A volume of 50.0 milliliters of an ideal gas at STP increases to 100 milliliters. If the pressure remains constant, what must the new temperature be?

Dec 18, 2016

The final temperature will be 500 K rounded to one significant figure.

Explanation:

This question involves Charles' law , which states that the volume of a given amount of gas varies directly with its temperature, as long as pressure and amount are kept constant. This means that if the volume increases, so does the temperature, and vice versa.

Equation

${V}_{1} / {T}_{1} = {V}_{2} / {T}_{2}$, where $V$ represents volume, and $T$ represents the Kelvin temperature.

$\text{STP}$ can have more than one unit for pressure, but the temperature is ${0}^{\circ} \text{C}$ or $\text{273.15 K}$. The temperature in gas law problems is always in Kelvins.

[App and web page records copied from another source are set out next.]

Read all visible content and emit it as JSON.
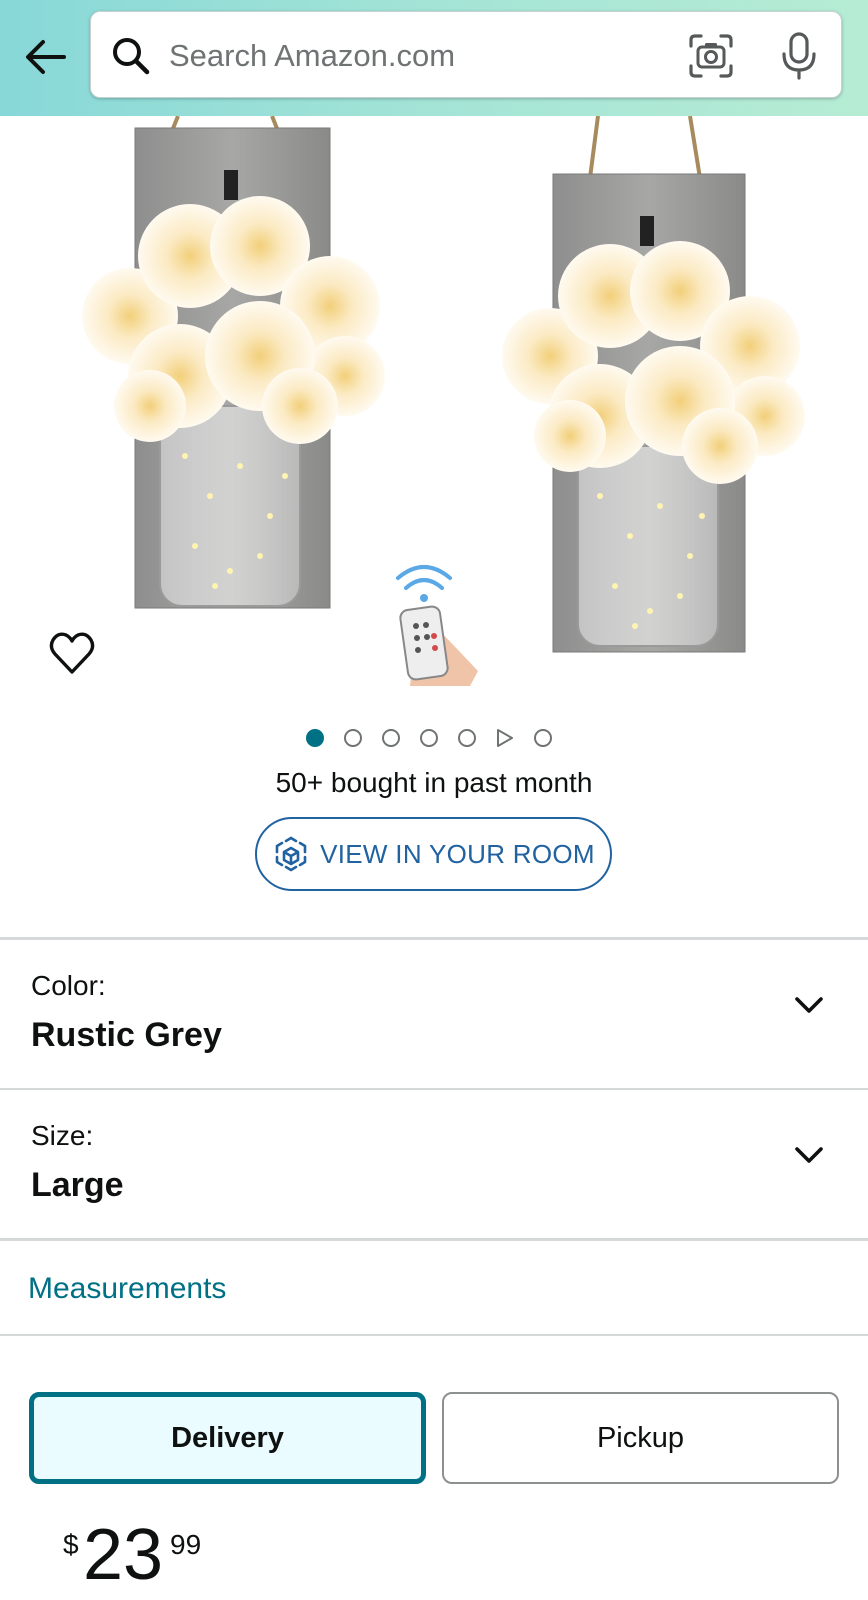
{
  "search": {
    "placeholder": "Search Amazon.com"
  },
  "gallery": {
    "image_count": 7,
    "active_index": 0,
    "video_index": 5
  },
  "social_proof": {
    "bought_text": "50+ bought in past month"
  },
  "view_in_room": {
    "label": "VIEW IN YOUR ROOM"
  },
  "options": {
    "color": {
      "label": "Color:",
      "value": "Rustic Grey"
    },
    "size": {
      "label": "Size:",
      "value": "Large"
    }
  },
  "measurements": {
    "label": "Measurements"
  },
  "fulfillment": {
    "delivery_label": "Delivery",
    "pickup_label": "Pickup",
    "selected": "Delivery"
  },
  "price": {
    "symbol": "$",
    "whole": "23",
    "fraction": "99"
  },
  "colors": {
    "header_start": "#88d8d8",
    "header_end": "#b6ecd4",
    "link": "#007185",
    "accent_blue": "#2162a1"
  }
}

Known
${V}_{1} = \text{50.0 mL}$
${T}_{1} = \text{273.15 K}$
${V}_{2} = \text{100 mL}$

Unknown
${T}_{2}$

Solution
Rearrange the equation to isolate ${T}_{2}$. Plug in your known values and solve.

${T}_{2} = \frac{{V}_{2} {T}_{1}}{{V}_{1}}$

T_2=(100cancel"mL"xx273.15"K")/(50.0cancel"mL")="546 K"="500 K" rounded to one significant figure